In this, Google product manager Mike Jazayeri explains that these changes will only affect the HTML tag, where the standards organizations involved have reached “an impasse.” Mozilla, for example, won’t support H.264 for the tag anytime soon, while the current versions of Apple’s and Microsoft’s browsers offer support for this codec. Given that different browser now support different codecs, Google argues that “core web technologies need to be open and community developed to enable the same great innovation that has brought the web to where it is today. These facts led us to join the efforts of the web community and invest in an open alternative, WebM.”

Google also notes that it has to pay royalties for using this codec and that there is no guarantee that licensing fees for H.264 won’t go up in the future.

We Don’t Want to Control WebM

When Google first made its announcement earlier this week, a lot of pundits speculated that Google wants to control web video by pushing its own codec to the front of the pack. In his post today, Jazayeri addresses this question quite diplomatically and argues that Google expects “majority of organizations and individuals contributing to WebM won’t be affiliated with Google or any single entity.” Be that as it may, I don’t think that this answer will satisfy a lot of the company’s critics.

“Few sites use it today.”

Another point of criticism we heard a lot this week was that publishers will not be forced to support multiple copies of their content and encode their video is multiple formats – something that can be difficult for small publishers to do.

2:36 pm

Google Plans to End H.264 Video Support From Chrome in Favor of Open Formats


Google just announced that it plans to fade out support for the widely used H.264 codec from its Chrome browser “in the next few months”. Instead, Google will favor the open Theora video codec and its own open WebM (VP8) codec.

This is an extremely bold move on Google’s part, as H.264 is currently the most popular video codec on the net, though it is encumbered by licensing issues and software patents.

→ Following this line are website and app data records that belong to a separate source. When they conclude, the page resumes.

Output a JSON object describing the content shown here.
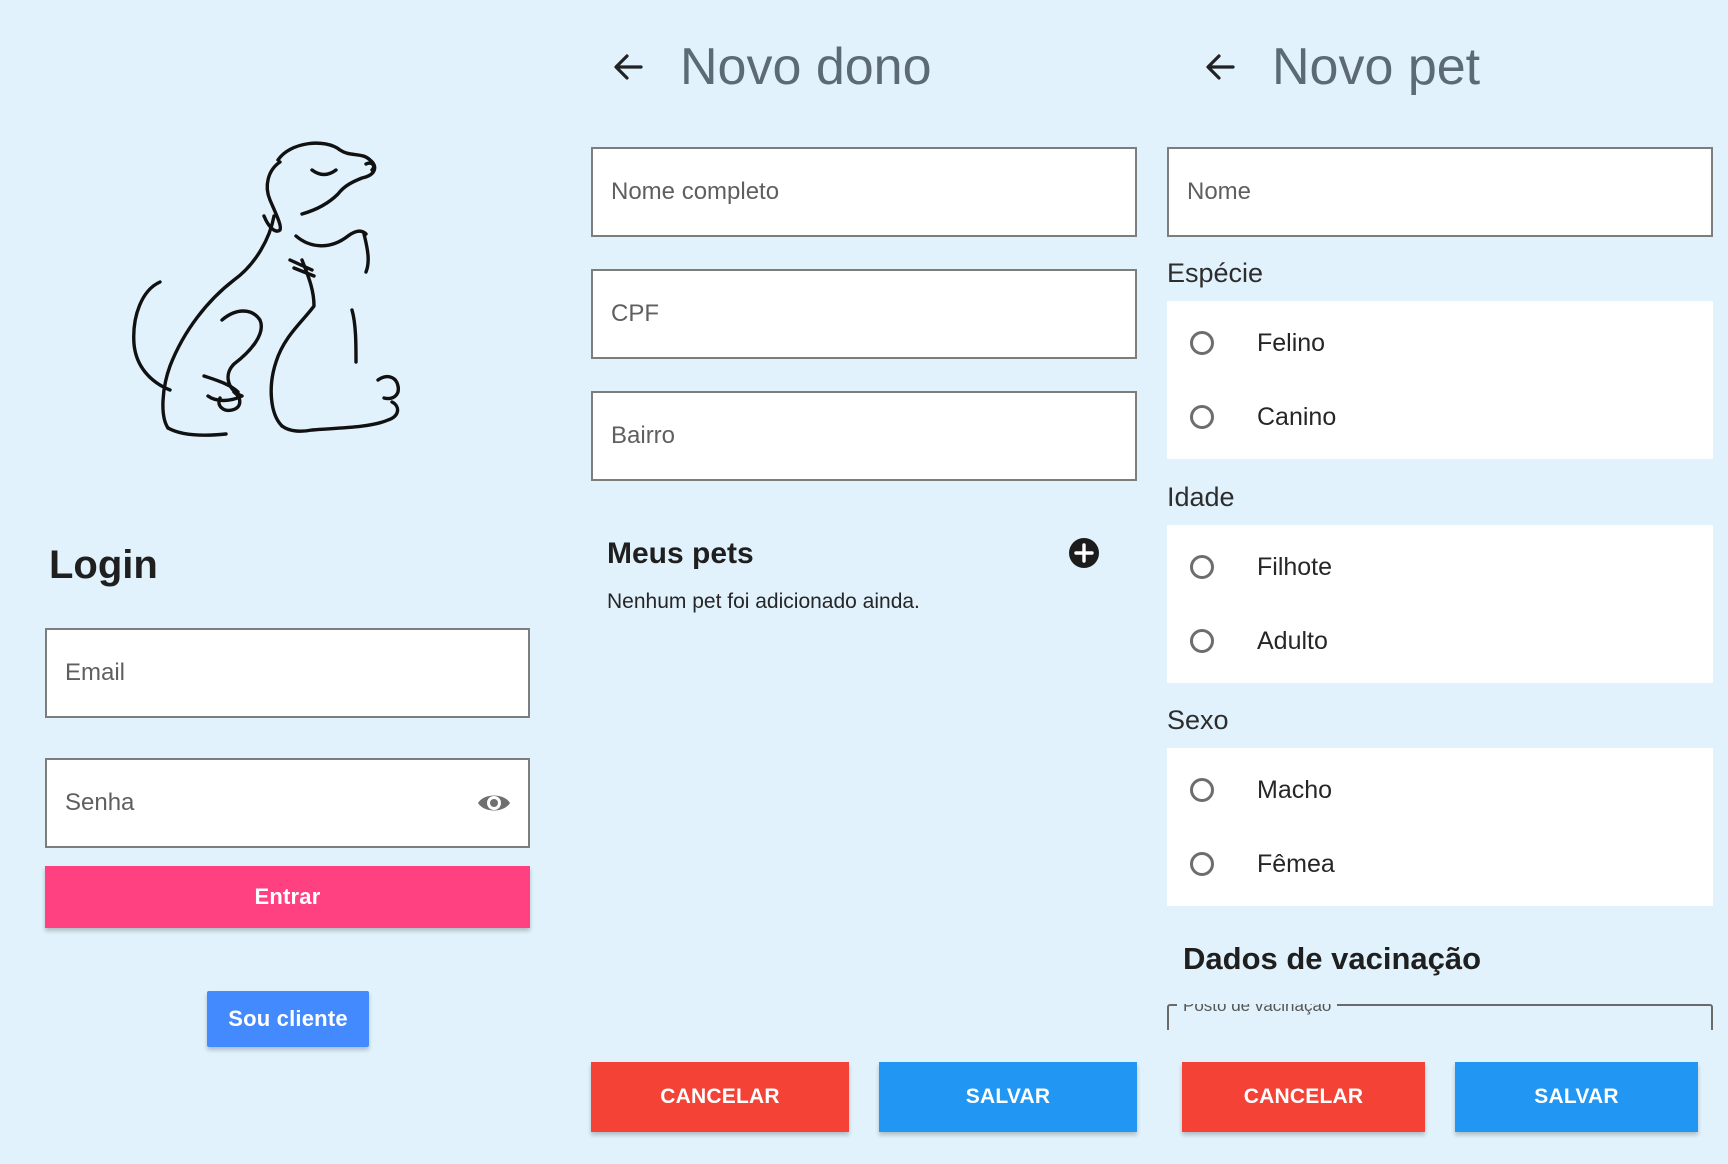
{
  "login": {
    "heading": "Login",
    "email_placeholder": "Email",
    "password_placeholder": "Senha",
    "enter_button": "Entrar",
    "client_button": "Sou cliente"
  },
  "owner_screen": {
    "title": "Novo dono",
    "full_name_placeholder": "Nome completo",
    "cpf_placeholder": "CPF",
    "neighborhood_placeholder": "Bairro",
    "pets_heading": "Meus pets",
    "empty_message": "Nenhum pet foi adicionado ainda.",
    "cancel_button": "CANCELAR",
    "save_button": "SALVAR"
  },
  "pet_screen": {
    "title": "Novo pet",
    "name_placeholder": "Nome",
    "species": {
      "label": "Espécie",
      "options": [
        "Felino",
        "Canino"
      ]
    },
    "age": {
      "label": "Idade",
      "options": [
        "Filhote",
        "Adulto"
      ]
    },
    "sex": {
      "label": "Sexo",
      "options": [
        "Macho",
        "Fêmea"
      ]
    },
    "vaccination_heading": "Dados de vacinação",
    "vaccination_post_label": "Posto de vacinação",
    "cancel_button": "CANCELAR",
    "save_button": "SALVAR"
  },
  "colors": {
    "background": "#e1f2fc",
    "primary_pink": "#ff4081",
    "client_blue": "#448aff",
    "cancel_red": "#f44336",
    "save_blue": "#2196f3"
  },
  "icons": [
    "dog-logo",
    "eye-icon",
    "back-arrow-icon",
    "add-circle-icon"
  ]
}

Indeed, these issues were one of the reasons why Google launched the WebM project to begin with, but few ever expected Google to drop support for H.264 in favor of other open standards this quickly.

While WebM is an interesting technology, few third-party services currently make use of it. Google will likely drive adoption of this standard because of today’s announcement, but it remains to be seen if others will follow Google’s move.

As Daring Fireball’s John Gruber rightly notes, there are currently no hardware decoders for WebM on the market, while most mobile devices can handle H.264 natively. This means that battery live will suffer on these devices. Developers can’t drop H.264, instead, as Gruber points out, they will have to support both codecs.

Also, given that H.264 video will continue to play even on Chrome as long as Adobe’s Flash Player is installed (and its part of the default install of all version of Chrome), developers really don’t have a lot of incentive to go all out in their support for WebM.

3:33 pm